On 12th May Boko Haram, the Islamic terrorist group from northern Nigeria who have kidnapped nearly 300 schoolgirls, released a video showing their mass conversion from Christianity to Islam. This came days after the worldwide hashtag campaign had been in full swing. Since the girls have not been ‘brought back’, it is safe to say that the hashtag has not adequately moved or persuaded the extremists. #BringBackOurGirls looks likely to join #Kony2012 and #JusticeforTrayvon in the ‘failed hashtag campaign’ archives.

Arguably the hashtag serves as a tool for citizens to pressure their own governments, as well as that of Nigeria, rather than as a direct message to Boko Haram. In that case it could be working, since Britain and the USA are assisting Nigeria in their efforts, but international cooperation with Nigeria on many issues is hardly new. This year alone the UK agreed to send British accountants to train their Nigerian counterparts, and Coca-Cola and the UK have devised an initiative to support the education of Nigerian girls. This was all done without public pressure, and in conjunction with the leftover sense of duty since colonialism, leaving little doubt that the UK would have probably acted regardless to assist Nigeria without the public outcry.

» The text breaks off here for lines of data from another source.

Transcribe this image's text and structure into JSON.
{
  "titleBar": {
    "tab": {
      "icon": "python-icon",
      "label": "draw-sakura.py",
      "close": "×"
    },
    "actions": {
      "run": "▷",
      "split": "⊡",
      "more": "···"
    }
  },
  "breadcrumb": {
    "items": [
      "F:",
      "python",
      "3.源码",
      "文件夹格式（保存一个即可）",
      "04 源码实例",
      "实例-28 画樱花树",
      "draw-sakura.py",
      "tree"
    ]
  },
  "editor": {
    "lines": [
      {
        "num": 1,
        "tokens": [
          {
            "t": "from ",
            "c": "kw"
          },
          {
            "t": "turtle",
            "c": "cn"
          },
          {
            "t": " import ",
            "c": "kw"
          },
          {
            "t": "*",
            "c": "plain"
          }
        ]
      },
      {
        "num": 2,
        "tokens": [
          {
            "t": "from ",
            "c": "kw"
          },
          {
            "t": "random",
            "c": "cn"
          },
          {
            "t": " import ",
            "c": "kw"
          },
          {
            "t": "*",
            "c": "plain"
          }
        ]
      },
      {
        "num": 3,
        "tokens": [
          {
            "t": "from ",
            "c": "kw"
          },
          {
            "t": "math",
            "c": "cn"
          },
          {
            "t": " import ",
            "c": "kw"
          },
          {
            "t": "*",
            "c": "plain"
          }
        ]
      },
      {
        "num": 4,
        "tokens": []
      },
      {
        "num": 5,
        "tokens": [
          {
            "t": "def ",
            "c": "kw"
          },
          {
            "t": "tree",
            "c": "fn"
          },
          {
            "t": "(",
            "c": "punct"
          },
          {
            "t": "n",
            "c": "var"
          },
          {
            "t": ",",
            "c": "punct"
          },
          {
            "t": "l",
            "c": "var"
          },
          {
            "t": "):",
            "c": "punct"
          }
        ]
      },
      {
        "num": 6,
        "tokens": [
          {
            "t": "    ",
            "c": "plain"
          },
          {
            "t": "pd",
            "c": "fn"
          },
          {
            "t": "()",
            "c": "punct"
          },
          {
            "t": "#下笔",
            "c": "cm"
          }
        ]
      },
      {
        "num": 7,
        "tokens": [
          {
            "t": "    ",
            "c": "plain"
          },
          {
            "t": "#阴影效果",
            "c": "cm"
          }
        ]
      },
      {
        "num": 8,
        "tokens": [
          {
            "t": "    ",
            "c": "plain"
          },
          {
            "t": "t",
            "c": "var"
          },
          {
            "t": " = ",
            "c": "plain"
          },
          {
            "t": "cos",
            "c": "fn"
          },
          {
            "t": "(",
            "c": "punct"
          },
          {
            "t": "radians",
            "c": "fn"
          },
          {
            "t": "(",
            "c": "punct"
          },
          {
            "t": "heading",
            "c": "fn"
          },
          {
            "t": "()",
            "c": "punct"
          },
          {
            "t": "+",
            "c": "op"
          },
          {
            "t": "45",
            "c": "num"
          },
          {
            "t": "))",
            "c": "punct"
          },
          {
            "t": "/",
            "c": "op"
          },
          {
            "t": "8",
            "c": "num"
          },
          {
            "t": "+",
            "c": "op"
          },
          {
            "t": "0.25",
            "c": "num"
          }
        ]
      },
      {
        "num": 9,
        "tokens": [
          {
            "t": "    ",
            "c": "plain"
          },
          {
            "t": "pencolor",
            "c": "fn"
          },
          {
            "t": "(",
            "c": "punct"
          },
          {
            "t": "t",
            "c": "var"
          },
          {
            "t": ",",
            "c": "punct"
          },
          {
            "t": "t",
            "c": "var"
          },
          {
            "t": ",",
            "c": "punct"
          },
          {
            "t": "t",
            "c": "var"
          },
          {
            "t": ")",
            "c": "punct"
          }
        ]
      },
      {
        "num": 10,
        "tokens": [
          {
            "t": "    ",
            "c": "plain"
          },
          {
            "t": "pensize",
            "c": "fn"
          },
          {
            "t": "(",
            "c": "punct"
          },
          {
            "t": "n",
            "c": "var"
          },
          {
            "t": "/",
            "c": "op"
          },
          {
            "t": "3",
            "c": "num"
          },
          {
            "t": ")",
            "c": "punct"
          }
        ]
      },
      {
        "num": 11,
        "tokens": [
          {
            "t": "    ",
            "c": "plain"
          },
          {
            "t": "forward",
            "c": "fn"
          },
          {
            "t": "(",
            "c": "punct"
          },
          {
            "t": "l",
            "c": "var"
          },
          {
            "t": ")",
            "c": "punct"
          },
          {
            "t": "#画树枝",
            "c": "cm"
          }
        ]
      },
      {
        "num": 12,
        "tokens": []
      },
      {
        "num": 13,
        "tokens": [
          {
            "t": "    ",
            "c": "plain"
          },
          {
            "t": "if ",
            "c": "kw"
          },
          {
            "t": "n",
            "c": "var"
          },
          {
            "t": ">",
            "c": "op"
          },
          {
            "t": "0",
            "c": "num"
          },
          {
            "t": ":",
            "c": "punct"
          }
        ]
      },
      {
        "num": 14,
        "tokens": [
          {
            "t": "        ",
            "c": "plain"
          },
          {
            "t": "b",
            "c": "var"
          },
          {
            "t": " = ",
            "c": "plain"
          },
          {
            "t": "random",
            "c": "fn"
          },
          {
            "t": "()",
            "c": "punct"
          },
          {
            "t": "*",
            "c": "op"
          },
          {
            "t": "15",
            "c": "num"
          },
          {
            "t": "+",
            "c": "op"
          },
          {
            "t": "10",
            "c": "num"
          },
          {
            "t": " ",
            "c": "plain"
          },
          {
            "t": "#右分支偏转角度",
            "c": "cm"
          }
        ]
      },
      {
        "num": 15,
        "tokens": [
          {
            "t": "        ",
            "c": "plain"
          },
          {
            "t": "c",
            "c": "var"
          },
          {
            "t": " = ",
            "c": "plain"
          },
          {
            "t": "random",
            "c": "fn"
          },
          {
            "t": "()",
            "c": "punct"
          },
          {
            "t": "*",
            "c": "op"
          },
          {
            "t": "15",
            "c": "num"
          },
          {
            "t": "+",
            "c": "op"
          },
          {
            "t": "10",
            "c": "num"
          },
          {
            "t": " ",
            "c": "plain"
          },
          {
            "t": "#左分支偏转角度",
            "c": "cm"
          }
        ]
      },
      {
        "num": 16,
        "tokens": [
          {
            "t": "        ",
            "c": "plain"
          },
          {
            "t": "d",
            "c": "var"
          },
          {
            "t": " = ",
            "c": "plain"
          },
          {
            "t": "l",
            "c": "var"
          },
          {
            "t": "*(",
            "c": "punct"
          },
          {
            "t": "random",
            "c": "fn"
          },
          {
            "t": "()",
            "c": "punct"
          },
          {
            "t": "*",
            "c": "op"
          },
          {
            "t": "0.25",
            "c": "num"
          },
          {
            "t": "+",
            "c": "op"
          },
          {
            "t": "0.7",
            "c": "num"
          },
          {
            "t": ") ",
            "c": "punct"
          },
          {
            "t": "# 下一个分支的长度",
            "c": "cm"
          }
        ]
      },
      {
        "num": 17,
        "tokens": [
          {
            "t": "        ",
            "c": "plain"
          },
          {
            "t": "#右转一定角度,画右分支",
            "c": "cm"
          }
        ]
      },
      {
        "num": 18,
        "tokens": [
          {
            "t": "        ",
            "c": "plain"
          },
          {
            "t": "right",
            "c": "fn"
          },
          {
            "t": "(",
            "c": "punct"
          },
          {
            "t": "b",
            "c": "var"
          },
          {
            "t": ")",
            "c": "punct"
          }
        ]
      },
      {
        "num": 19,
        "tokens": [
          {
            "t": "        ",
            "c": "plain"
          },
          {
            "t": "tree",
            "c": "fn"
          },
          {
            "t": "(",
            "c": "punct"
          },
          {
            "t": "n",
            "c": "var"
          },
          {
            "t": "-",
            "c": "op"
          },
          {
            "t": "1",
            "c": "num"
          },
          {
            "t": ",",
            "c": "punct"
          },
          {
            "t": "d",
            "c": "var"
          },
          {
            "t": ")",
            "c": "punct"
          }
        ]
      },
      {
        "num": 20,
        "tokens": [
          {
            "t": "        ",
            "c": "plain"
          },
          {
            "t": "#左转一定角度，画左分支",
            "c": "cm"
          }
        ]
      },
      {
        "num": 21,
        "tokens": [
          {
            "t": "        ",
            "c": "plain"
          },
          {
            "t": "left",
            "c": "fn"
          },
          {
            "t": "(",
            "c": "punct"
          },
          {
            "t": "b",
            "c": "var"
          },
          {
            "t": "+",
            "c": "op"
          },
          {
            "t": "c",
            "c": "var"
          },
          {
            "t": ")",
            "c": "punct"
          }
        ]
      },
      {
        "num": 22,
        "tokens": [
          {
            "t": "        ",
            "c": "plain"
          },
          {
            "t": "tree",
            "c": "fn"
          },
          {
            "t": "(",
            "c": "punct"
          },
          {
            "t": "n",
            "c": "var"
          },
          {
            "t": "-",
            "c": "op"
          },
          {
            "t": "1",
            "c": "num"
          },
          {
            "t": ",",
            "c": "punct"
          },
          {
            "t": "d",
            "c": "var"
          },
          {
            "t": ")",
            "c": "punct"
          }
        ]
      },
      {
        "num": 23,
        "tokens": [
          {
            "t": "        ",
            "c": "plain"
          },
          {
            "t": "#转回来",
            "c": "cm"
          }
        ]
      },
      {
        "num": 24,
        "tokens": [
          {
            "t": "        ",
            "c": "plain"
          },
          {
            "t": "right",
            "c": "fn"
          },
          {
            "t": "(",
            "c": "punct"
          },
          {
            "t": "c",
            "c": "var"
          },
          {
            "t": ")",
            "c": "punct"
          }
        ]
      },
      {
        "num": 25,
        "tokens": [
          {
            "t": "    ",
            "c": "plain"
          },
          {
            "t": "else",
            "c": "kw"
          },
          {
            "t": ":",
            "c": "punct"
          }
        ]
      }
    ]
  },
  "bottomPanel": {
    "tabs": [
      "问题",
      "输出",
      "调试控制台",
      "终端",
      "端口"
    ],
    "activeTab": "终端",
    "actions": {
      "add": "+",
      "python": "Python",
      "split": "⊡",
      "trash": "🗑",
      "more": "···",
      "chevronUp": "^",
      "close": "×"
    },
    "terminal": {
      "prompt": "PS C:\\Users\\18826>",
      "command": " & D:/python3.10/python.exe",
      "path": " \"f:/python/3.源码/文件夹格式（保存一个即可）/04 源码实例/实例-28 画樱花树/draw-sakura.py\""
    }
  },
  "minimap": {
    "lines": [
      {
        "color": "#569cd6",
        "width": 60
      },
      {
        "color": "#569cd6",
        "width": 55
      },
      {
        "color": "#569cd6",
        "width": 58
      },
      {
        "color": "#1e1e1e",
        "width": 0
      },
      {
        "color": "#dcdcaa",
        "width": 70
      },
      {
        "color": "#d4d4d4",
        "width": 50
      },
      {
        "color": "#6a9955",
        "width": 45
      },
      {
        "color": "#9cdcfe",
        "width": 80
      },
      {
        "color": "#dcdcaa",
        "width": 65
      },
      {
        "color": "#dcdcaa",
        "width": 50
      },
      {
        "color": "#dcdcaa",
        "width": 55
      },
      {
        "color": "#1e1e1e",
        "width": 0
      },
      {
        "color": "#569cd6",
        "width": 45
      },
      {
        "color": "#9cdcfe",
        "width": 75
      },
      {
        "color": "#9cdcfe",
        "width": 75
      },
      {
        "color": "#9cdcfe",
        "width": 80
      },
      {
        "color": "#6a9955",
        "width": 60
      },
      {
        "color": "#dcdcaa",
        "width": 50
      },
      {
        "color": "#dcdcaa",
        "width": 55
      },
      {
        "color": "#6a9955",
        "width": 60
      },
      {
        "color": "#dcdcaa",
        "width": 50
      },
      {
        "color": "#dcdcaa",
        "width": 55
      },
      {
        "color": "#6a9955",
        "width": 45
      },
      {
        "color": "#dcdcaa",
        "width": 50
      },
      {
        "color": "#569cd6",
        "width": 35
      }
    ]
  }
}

This ‘Hashtag Activism’, defined by Techopedia as ‘the act of fighting for or supporting a cause…that does not require any action from the person other than sharing or “liking” a post’, and which, despite being visually powerful, is basically useless. Techopedia hit the nail on the head when they said that no action is required, and that is both the appeal and futility of it. It allows the ‘activist’ to feel as though they are contributing to an important cause without having to actually think about the issue in any real depth. It has been better coined as ‘slacktivism’. It has replaced donating to charities as the quick-fix to feeling useful. Social media is great for spreading awareness about issues, but solutions for those problems should stem from a different arena. Apartheid would not have come to an end with hashtags alone.

As well as the bitter aftertaste of slacktivism, whenever these hashtag campaigns spring up, such as #Kony2012, I am left with slight confusion as to why so many other tragic events do not get the same attention. At this very moment, there is a raging civil war in South Sudan and people being killed in Ukraine, amongst countless other issues. This is not to say that the Nigerian kidnapping is not deserving of international attention, only that so are many other events. Social media (or more specifically, ‘people who use social media’) are dangerously selective in what they push to the forefront and what is ignored. If the Nigerian girls are our girls, then victims of femicide are our girls, victims of FGM are our girls, and so are the victims of honour killings. Where are their hashtags?

Given that most of the campaigners are not in national government or part of an organisation that can help the Nigerian government in their search, what can the average Joe/Joanna do? The short answer is, very little. In the actual practical search and rescue of the girls, the average world citizen cannot do very much. However, the layperson can use the paper and pen they would use to write hashtag slogans to brainstorm about what led to this tragic event in the first place, and what practical steps they can take to help, if in fact they really want to. Read about Nigerian history and the bloody history of religion in the country. Research into the social and political problems of Nigeria that may have prompted the kidnapping and the inadequate national response. Find NGOs and other organisations that are trying to find practical methods to promote social harmony. Volunteer for these organisations and contribute your skill sets, spread awareness about them (another hashtag), and, only in conjunction with all of the above, donate to them.

Hashtags don’t faze extremists. What might faze the extremists is over three million people demanding the Nigerian government to open a dialogue with the northern Muslim population on religious-specific schooling, or over three million people contributing to the economic development of the chronically poor north. Real change, anyone?